“La Raza” is not a clear cut song and that makes it special; it doesn’t try to preach peace and unity and it doesn’t relish in stereotypes—it dips its toe in both. In 1990, Frost told the Los Angeles Times that the song is “a trip into the mind of a cholo,” mixing up Mexican-American slang or caló with gangsta rap imagery and macho posturing to paint a picture of what it feels like to be who you are. From day one, Frost insisted that violent imagery is a metaphor for breaking through negativity. But the word choices can’t be ignored, and they’re half the reason the song still slaps to this day.
Another reason “La Raza” resonates to this day is that it made a conscious decision not to pander. While “Mentirosa” was a bigger hit, “La Raza” didn’t play up Latinidad on a superficial level to be more palatable to white audiences. Even Mellow Man Ace’s image—white suit, hat, mustache; not unlike German one-hit-wonder Lou Bega of “Mambo Number 5” fame—called back to the suave mambo singers. However, “La Raza” used Spanish to connect with Latinos, not as a color to sell records but as a code only they could understand completely. It spawned other songs del barrio, like “On a Sunday Afternoon” by Lighter Shade of Brown, para el barrio.
Cypress Hill built their lyricism through the same blueprint (even if their hit “Insane In The Brain” is partially a diss to Kid Frost). Soon after, Frost and Ace joined forces with ALT to form Latin Alliance and explore their identities further through hip-hop.

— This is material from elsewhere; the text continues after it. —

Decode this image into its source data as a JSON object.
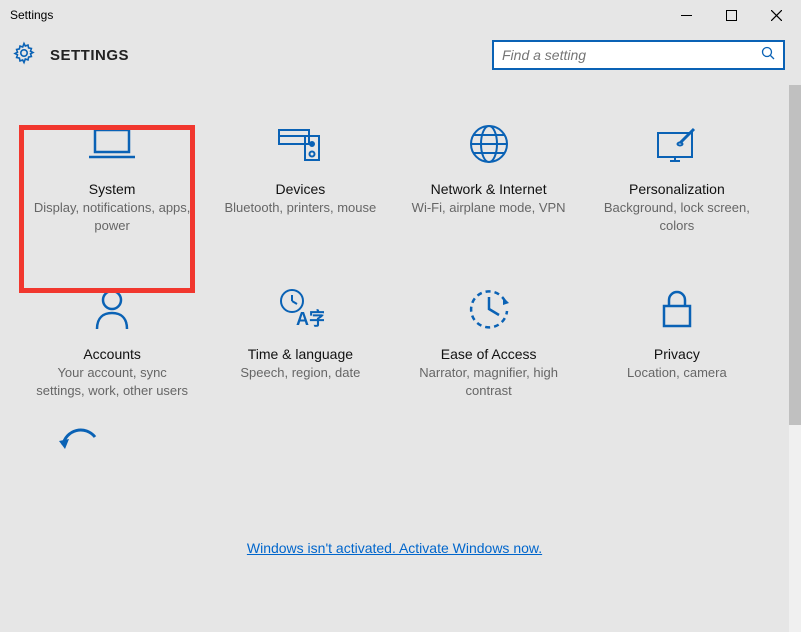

Although its cultural impact is undeniable, “La Raza” was considered a fluke in more than one way. It peaked at number 48 in the Billboard Hot 100, and had divided criticism—some thought it was a cash-grab to exploit the gangsta rap fad while others applauded its message. Since the early ‘90s, the power of “La Raza” has faded a bit from the public consciousness; while it regularly makes the list of top West Coast rap songs of all time, it’s rarely spoken about by new artists as a pivotal moment for them.
That hasn’t stopped Molina from pursuing his vision. Dropping the “Kid” from his name, Frost signed to Eazy E’s Ruthless Records, honing his approach with every subsequent record. He’s also maintained a parallel career as an actor of low budget action films like Gunmen, Dope Case Pending, and A Lowrider Spring Break En San Quilmas. In 2016, he was diagnosed with cancer but has since recovered and kept busy to this day. His son, Scoop DeVille, also keeps his legacy alive. DeVille has a stellar career of his own as a producer, most notably for the Grammy-nominated track “Poetic Justice” by Kendrick Lamar, as well as his work with legends like Snoop Dogg and Nipsey Hustle, among others. He appears in the video for “La Raza,” cradled in Frost’s arms.
“La Raza” gave Frost’s Latinx experience a gravitas through language, altering the DNA of rap’s prime weapon. It broke barriers within Latinx communities and reaffirmed their place in hip-hop history. Seeing how major a cultural shift it signified, “La Raza” needs more props.